However, experts are also questioning as to why so many persons are leaving religion in general, according to Burge;

‘The big questions is what next in terms of what religion is going to look like in America,’ he said. ‘Secularization theory argues that as countries become more industrialized and prosperous, then the throwing off of religion becomes more normalized.’

Burge has seen the overall shifts first hand in his role as a pastor at an American Baptist church.

‘My church is on the decline,’ he said. ‘We had 50 (congregants) in 2005, and now we have 15. We’re probably going to have to close (in a few years).’

‘Mainline Christianity is dying,’ he added. ‘It’s at least going away. It makes me feel more comfortable that it’s not my fault or my church’s fault. It’s part of a bigger trend that’s happening.’

Works Cited

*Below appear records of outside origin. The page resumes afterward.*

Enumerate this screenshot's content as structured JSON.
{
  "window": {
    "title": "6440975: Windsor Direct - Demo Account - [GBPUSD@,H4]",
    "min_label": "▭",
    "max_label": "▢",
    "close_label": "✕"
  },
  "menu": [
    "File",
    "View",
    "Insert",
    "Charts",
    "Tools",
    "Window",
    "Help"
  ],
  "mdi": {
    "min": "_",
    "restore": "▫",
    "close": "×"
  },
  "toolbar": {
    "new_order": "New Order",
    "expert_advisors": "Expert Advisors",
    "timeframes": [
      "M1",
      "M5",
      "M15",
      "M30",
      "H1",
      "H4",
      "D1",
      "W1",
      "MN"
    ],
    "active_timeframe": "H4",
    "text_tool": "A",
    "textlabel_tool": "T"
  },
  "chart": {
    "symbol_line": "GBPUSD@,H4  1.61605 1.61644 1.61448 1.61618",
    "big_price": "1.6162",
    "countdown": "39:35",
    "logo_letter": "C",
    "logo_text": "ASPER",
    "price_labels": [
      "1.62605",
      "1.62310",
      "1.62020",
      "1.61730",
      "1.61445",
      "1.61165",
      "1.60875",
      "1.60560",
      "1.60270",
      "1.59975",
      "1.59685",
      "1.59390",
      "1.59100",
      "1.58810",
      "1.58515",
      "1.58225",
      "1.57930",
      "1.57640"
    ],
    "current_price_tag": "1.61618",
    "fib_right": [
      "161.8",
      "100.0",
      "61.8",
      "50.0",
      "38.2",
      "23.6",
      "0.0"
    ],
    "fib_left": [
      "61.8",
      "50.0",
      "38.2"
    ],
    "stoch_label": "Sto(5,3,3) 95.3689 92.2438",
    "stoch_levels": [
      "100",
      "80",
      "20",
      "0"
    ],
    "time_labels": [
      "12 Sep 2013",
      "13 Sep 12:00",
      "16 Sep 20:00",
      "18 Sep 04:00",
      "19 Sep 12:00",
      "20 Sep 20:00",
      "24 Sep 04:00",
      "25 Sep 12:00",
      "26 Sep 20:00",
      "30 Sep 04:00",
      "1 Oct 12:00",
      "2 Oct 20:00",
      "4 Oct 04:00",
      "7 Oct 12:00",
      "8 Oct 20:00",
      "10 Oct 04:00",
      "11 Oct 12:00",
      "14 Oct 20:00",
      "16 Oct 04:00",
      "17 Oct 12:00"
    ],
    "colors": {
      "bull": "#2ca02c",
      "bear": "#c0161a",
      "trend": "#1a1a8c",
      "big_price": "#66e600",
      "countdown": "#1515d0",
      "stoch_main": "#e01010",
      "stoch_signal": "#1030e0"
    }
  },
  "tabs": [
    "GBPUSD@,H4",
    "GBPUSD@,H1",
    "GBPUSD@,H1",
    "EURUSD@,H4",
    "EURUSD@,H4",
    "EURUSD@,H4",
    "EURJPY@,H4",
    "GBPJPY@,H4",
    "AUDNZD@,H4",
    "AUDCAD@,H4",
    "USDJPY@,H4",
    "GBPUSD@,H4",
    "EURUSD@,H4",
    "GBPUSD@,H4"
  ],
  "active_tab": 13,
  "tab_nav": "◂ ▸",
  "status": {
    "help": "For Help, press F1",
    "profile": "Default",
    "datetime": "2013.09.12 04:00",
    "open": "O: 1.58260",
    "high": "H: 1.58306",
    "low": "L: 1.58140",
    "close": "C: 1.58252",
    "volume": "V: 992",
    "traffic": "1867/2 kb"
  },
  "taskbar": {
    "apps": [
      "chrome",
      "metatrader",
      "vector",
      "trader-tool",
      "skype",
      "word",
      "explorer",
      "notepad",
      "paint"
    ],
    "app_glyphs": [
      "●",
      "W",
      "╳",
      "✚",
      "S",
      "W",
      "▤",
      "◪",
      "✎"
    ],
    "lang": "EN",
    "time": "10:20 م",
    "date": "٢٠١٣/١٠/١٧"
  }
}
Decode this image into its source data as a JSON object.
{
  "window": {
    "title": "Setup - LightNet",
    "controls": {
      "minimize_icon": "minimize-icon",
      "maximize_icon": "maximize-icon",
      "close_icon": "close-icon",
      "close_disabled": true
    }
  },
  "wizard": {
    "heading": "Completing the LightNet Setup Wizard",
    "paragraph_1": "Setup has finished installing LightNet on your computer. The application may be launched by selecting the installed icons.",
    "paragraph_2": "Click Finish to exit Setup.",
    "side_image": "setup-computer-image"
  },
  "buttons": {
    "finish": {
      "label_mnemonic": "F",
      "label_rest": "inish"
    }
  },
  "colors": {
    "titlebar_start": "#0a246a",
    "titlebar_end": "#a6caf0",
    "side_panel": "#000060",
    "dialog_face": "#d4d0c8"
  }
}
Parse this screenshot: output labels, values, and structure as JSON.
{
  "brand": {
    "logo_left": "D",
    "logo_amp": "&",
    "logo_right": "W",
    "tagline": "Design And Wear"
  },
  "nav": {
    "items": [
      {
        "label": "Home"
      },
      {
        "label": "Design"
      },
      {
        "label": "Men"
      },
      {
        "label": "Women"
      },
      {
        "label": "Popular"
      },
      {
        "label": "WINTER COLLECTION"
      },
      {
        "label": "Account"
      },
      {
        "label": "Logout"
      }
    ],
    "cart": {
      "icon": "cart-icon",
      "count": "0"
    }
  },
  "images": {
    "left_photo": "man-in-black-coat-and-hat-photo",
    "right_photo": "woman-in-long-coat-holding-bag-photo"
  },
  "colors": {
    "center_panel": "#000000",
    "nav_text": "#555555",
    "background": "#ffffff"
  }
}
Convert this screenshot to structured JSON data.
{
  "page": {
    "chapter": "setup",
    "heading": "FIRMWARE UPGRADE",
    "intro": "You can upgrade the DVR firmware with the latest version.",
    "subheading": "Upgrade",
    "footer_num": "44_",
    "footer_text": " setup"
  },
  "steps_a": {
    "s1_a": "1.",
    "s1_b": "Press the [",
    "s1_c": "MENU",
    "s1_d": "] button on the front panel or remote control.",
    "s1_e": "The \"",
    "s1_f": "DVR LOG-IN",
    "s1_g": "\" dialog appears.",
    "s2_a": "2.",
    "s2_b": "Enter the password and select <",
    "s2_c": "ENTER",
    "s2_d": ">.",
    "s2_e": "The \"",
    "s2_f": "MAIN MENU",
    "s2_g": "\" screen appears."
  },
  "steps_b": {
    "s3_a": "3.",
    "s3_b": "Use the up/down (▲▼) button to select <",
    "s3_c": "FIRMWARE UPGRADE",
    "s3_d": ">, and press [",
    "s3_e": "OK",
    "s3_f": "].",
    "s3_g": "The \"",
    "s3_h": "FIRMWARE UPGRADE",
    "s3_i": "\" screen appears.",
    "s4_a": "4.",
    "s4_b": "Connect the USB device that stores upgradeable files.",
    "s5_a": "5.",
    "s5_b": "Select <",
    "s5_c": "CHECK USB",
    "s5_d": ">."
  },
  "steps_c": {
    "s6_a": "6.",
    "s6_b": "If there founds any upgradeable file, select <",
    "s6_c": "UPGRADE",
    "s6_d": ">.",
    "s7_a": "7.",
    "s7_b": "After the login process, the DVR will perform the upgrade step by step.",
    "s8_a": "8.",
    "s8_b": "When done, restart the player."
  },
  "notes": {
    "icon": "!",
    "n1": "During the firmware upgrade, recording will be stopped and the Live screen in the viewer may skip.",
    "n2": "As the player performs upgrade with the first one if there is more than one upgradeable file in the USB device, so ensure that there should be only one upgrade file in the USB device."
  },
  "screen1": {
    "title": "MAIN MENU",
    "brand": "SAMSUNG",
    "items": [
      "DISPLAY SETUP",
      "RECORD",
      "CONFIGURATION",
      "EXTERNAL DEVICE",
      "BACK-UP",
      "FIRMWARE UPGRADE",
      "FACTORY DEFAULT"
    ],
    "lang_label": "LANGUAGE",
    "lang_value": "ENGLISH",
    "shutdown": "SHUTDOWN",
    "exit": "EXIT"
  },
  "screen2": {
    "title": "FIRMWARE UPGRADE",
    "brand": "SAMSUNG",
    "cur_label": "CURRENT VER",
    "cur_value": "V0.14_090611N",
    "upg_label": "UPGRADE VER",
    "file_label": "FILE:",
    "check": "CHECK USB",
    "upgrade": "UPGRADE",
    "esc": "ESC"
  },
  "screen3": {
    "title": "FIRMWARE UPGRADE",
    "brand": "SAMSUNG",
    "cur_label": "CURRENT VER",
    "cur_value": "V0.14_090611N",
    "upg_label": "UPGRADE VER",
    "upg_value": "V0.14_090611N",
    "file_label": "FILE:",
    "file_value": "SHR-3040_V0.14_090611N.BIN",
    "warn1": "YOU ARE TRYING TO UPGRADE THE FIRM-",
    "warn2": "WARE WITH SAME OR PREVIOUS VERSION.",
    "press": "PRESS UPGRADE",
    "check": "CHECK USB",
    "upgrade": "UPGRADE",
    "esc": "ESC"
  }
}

General Social Survey. “Religious Social Changes.” General Social Survey. . (N/A): . .